• _Work required_:
Locate the word "icon" in the data below, then copy every line that holds it.

• _Excerpts from a dataset_:
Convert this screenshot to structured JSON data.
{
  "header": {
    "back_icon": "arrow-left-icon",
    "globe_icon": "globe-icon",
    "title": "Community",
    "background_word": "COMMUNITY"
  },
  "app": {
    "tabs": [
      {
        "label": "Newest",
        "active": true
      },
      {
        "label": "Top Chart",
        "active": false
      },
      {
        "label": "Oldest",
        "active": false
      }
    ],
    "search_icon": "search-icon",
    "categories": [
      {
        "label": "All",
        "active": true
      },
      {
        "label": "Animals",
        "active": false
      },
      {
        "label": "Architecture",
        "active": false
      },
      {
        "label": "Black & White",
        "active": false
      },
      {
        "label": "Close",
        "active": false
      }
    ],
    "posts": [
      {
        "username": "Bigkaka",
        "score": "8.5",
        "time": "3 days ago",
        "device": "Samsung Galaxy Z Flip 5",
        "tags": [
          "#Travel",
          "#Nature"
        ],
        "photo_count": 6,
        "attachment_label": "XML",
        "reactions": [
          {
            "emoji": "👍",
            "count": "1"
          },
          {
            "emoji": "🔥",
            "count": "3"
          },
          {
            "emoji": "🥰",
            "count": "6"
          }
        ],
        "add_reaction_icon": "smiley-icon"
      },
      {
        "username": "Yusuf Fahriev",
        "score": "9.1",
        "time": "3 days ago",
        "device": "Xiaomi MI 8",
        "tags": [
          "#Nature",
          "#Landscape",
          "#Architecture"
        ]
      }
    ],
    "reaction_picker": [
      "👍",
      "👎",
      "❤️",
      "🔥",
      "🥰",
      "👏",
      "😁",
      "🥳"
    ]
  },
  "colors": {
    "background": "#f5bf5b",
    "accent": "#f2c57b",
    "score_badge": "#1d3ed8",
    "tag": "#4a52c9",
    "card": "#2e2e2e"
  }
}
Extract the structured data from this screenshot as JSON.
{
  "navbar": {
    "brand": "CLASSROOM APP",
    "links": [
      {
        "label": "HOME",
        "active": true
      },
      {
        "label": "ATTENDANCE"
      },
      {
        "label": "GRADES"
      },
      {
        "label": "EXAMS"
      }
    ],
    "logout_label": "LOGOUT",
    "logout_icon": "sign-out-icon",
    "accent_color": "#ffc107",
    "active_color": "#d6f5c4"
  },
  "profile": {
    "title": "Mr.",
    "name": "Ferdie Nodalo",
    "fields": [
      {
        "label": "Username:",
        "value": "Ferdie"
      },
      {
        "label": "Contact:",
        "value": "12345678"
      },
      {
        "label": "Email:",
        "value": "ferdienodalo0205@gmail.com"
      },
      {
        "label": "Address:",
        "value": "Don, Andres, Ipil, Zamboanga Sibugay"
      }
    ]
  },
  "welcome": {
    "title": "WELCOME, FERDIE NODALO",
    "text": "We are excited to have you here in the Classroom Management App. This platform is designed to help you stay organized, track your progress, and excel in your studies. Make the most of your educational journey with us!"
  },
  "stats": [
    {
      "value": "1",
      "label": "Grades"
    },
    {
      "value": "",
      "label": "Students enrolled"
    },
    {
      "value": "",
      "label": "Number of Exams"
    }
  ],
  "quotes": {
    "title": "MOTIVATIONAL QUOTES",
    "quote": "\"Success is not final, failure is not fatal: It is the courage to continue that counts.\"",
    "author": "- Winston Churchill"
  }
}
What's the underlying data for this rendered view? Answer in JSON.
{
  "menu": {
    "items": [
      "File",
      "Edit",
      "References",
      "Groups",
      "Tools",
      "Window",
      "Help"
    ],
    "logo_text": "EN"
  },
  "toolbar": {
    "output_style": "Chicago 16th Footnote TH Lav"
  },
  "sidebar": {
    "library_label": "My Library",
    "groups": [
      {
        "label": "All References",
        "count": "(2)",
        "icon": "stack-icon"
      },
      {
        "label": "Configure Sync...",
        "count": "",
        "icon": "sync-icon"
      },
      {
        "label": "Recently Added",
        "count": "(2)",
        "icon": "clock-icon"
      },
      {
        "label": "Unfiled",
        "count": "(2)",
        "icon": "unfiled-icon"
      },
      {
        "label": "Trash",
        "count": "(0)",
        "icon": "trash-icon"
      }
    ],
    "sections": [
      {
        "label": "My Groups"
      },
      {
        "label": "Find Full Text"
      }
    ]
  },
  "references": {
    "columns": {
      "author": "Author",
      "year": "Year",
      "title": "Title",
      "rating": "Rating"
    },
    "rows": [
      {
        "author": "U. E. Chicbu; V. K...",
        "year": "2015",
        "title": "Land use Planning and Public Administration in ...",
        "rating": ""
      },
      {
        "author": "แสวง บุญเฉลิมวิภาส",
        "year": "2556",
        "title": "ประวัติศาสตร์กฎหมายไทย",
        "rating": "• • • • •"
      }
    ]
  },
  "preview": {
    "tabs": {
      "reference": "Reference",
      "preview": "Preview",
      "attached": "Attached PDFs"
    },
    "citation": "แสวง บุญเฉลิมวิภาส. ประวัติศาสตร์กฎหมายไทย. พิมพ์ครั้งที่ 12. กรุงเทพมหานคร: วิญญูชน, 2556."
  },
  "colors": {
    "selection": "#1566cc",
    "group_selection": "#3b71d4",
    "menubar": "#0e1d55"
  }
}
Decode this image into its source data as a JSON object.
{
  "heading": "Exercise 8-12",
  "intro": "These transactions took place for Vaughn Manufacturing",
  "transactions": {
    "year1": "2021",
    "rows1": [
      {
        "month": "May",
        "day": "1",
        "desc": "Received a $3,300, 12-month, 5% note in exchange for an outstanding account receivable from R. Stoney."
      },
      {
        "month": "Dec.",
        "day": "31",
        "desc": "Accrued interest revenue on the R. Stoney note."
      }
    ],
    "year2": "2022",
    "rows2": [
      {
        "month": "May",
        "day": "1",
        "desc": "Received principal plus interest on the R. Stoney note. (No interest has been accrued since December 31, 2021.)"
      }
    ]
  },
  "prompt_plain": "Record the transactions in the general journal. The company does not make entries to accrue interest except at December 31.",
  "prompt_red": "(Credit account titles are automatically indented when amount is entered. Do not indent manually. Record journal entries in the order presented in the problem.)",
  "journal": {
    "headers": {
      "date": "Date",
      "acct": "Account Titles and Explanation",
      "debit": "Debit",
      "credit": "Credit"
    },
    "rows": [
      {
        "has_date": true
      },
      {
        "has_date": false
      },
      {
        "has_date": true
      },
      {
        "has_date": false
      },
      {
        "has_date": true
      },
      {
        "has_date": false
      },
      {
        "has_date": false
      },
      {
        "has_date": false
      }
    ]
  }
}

• _Answer box_:
    "back_icon": "arrow-left-icon",
    "globe_icon": "globe-icon",
    "search_icon": "search-icon",
        "add_reaction_icon": "smiley-icon"
    "logout_icon": "sign-out-icon",
        "icon": "stack-icon"
        "icon": "sync-icon"
        "icon": "clock-icon"
        "icon": "unfiled-icon"
        "icon": "trash-icon"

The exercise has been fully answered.